Spain: The government fears the organised people on the streets

In the State of the Nation debate, Spanish president Rajoy announced that 2014 will be "the year of recovery." Before this bombastic statement, the government had frozen the meagre minimum wage (€ 645.3 per month), raised the price of transportation by 1.9% and consolidated the huge rise in electricity prices of recent years.

Editorial Lucha de Clases (Class Struggle) #16

The economy is improving, for whom?

While 85% of income tax comes from waged workers, and the Economic and Social Council estimated that the majority of tax fraud (72%) corresponds to large companies and estates, the President announced new tax cuts to employers.

We must put the announced "growth" in context: we have a 26% unemployment rate, while wages for workers have gone down 10% in the past two years. In two years, public debt climbed from 69% of GDP to 94%, largely thanks to billions of euros made available for the banking bail out, while the government persecuted the judges who attempted to investigate this scandal. Having failed to achieve the budget deficit target in 2013 (6.7% of GDP, compared to 6.5% forecast), the attempt to reach the deficit target proposed by the European Commission for the end of the year (5.5 % of GDP) will weigh down on economic growth, implying further cuts.

In the context of European stagnation, and with the slowdown in the so-called emerging countries (which in recent years had pushed global growth), the "recovery" of the Spanish economy will be a temporary phenomenon which will be almost imperceptible in everyday life for working families. We are not going to have a V-shaped recovery, but rather an L-shaped stagnation and the continuation of the bitter pain imposed by the capitalist crisis.

The latest CIS poll shows a deep malaise in the overwhelming majority of society after six years of economic devastation: 42% believe that next year the economic situation will be like this year and 28.6% think it will be worse, with 86.9% who say that the current situation is bad or very bad.

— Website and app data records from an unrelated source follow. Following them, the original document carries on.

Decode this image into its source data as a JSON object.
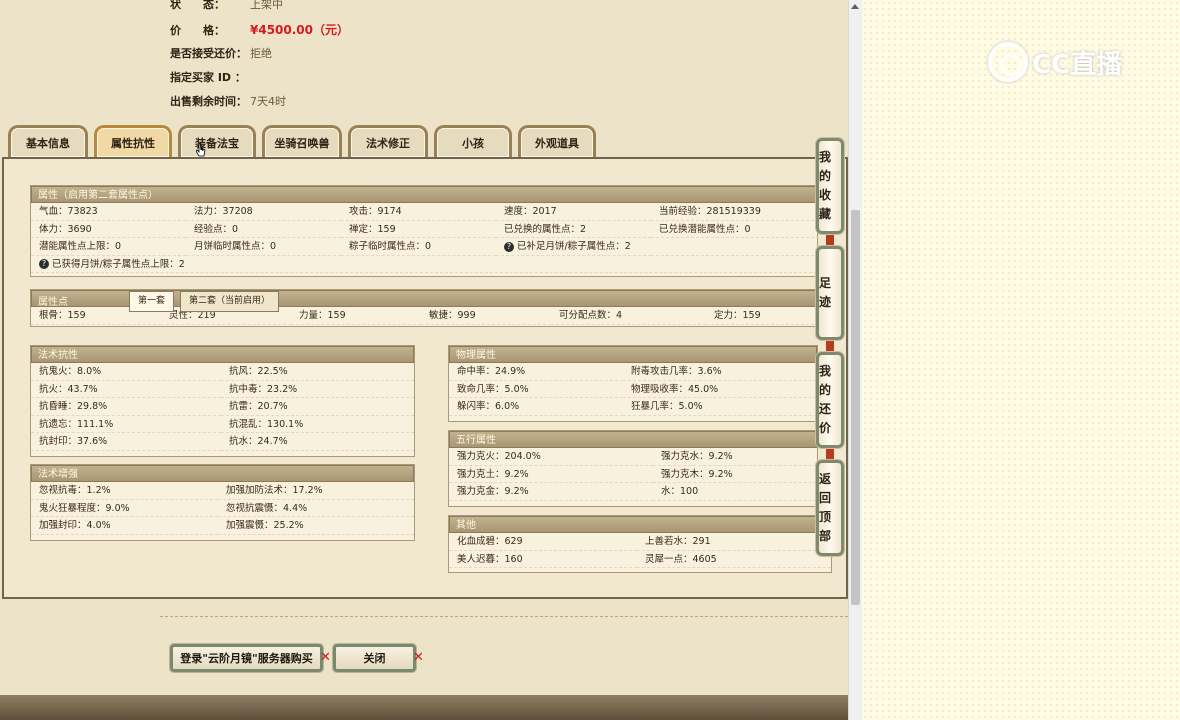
{
  "sale_info": {
    "status_key": "状　　态：",
    "status_val": "上架中",
    "price_key": "价　　格：",
    "price_val": "¥4500.00（元）",
    "counter_key": "是否接受还价：",
    "counter_val": "拒绝",
    "buyer_key": "指定买家 ID ：",
    "buyer_val": "",
    "time_key": "出售剩余时间：",
    "time_val": "7天4时"
  },
  "tabs": [
    "基本信息",
    "属性抗性",
    "装备法宝",
    "坐骑召唤兽",
    "法术修正",
    "小孩",
    "外观道具"
  ],
  "attributes": {
    "title": "属性（启用第二套属性点）",
    "rows": [
      [
        "气血：73823",
        "法力：37208",
        "攻击：9174",
        "速度：2017",
        "当前经验：281519339"
      ],
      [
        "体力：3690",
        "经验点：0",
        "禅定：159",
        "已兑换的属性点：2",
        "已兑换潜能属性点：0"
      ],
      [
        "潜能属性点上限：0",
        "月饼临时属性点：0",
        "粽子临时属性点：0",
        "已补足月饼/粽子属性点：2",
        ""
      ]
    ],
    "note": "已获得月饼/粽子属性点上限：2"
  },
  "points": {
    "title": "属性点",
    "set1": "第一套",
    "set2": "第二套（当前启用）",
    "values": [
      "根骨：159",
      "灵性：219",
      "力量：159",
      "敏捷：999",
      "可分配点数：4",
      "定力：159"
    ]
  },
  "magic_resist": {
    "title": "法术抗性",
    "items": [
      "抗鬼火：8.0%",
      "抗风：22.5%",
      "抗火：43.7%",
      "抗中毒：23.2%",
      "抗昏睡：29.8%",
      "抗雷：20.7%",
      "抗遗忘：111.1%",
      "抗混乱：130.1%",
      "抗封印：37.6%",
      "抗水：24.7%"
    ]
  },
  "magic_boost": {
    "title": "法术增强",
    "items": [
      "忽视抗毒：1.2%",
      "加强加防法术：17.2%",
      "鬼火狂暴程度：9.0%",
      "忽视抗震慑：4.4%",
      "加强封印：4.0%",
      "加强震慑：25.2%"
    ]
  },
  "physical": {
    "title": "物理属性",
    "items": [
      "命中率：24.9%",
      "附毒攻击几率：3.6%",
      "致命几率：5.0%",
      "物理吸收率：45.0%",
      "躲闪率：6.0%",
      "狂暴几率：5.0%"
    ]
  },
  "elements": {
    "title": "五行属性",
    "items": [
      "强力克火：204.0%",
      "强力克水：9.2%",
      "强力克土：9.2%",
      "强力克木：9.2%",
      "强力克金：9.2%",
      "水：100"
    ]
  },
  "other": {
    "title": "其他",
    "items": [
      "化血成碧：629",
      "上善若水：291",
      "美人迟暮：160",
      "灵犀一点：4605"
    ]
  },
  "side_nav": [
    "我的收藏",
    "足迹",
    "我的还价",
    "返回顶部"
  ],
  "buttons": {
    "login": "登录\"云阶月镜\"服务器购买",
    "close": "关闭"
  },
  "watermark": "CC直播"
}
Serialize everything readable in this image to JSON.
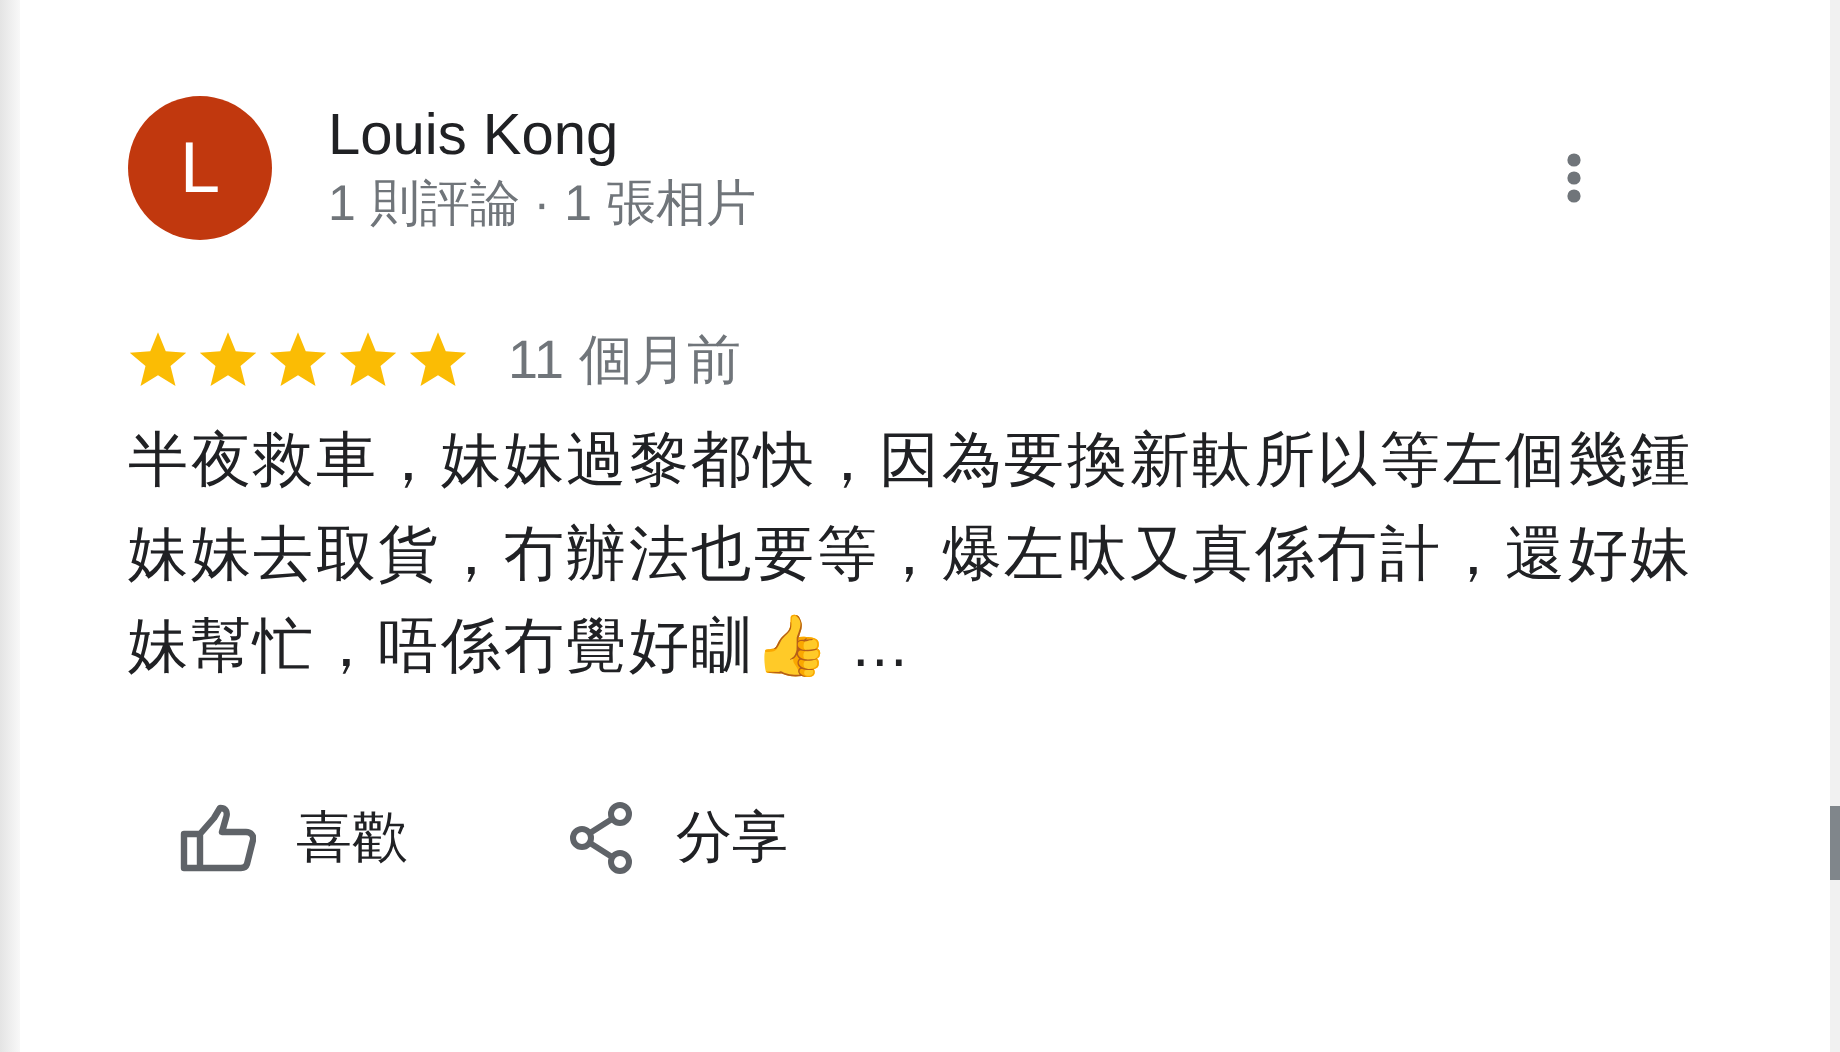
{
  "review": {
    "avatar_letter": "L",
    "author": "Louis Kong",
    "author_stats": "1 則評論 · 1 張相片",
    "stars": 5,
    "time": "11 個月前",
    "text": "半夜救車，妹妹過黎都快，因為要換新軚所以等左個幾鍾妹妹去取貨，冇辦法也要等，爆左呔又真係冇計，還好妹妹幫忙，唔係冇覺好瞓👍 …"
  },
  "actions": [
    {
      "kind": "like",
      "label": "喜歡"
    },
    {
      "kind": "share",
      "label": "分享"
    }
  ]
}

From impotence to action: either you fight or they crush you

Late last year, the capitalist weekly The Economist placed Spain among the European countries with a "high risk" of social unrest in 2014.

The victory of the Gamonal struggle, a high point of all labour mobilizations that have developed since last Autumn, despite the total lack of action on the part of the leaders of the UGT and CCOO trade unions, portrays a government that is aware that it cannot arbitrarily impose all their measures. The defeat of hospital privatization in Madrid, which was finally settled in court, showed the weariness of the vast majority of society from two decades in which Madrid has been a test case for privatisation in all fields.

It is in this context that the government, despite having an overall majority in Parliament, has decided to postpone the proposed reactionary attack on abortion rights. The resignation of one of the ruling party's MPs, who has suddenly discovered she is in favour of the Republic, reflects the enormous pressure from society and the internal divisions within the government.

Faced with further falls in popular support, the ruling PP is trying to play the card of xenophobia. However the recent killing by the Civil Guard of 15 sub-Saharan immigrants trying to cross over to Spain will provoke even more anger and indignation on the part of the most conscious workers.

Many of the leaders of the left never cease to remind us how the labour movement is greatly affected by the "shock doctrine". But we cannot overemphasize that there are growing indications of a change in the situation, which started in the Autumn with the all out teachers' strike in the Balearic islands, leading to a growing sector of the working class fighting back against provocative attacks by the bosses. This is reflected in the continued wave of indefinite strikes that is occurring throughout the country. This is happening not only in companies affected by closures, like Coca Cola, but also in opposition to wage cuts, as shown now in the all out strike at the ALSA bus company.

The "Marches of Dignity", arriving in Madrid on 22 March, express very well a growing defiant mood among the working class. With over a thousand public meetings already held throughout the country, the setting up of the "Platforms for the March of Dignity" in hundreds of cities and towns is organising the common work of many movements and left wing organisations.

Create Platforms of Peoples' Organization

March 22, and the protests that are going to take place immediately after, will be the opening salvo by workers and the dispossessed that should give way to a higher degree of organization. Lucha de Clases believes there is an idea that is catching on in different places: the need for these Platforms to be consolidated as PLATFORMS OF PEOPLE'S ORGANIZATION ie, as true United Front bodies, of left wing political organizations, together with the existing social movements and trade unions. Its role should be to organise support and solidarity for the struggles that are taking place in each region, and nationally, to organize and coordinate social protests against the cuts, to support those arrested and repressed in the demonstrations, to raise money for fines, etc.. Ultimately, the entire protest movement must set itself a central aim: to contribute to put an end to the People's Party government of the rich as soon as possible.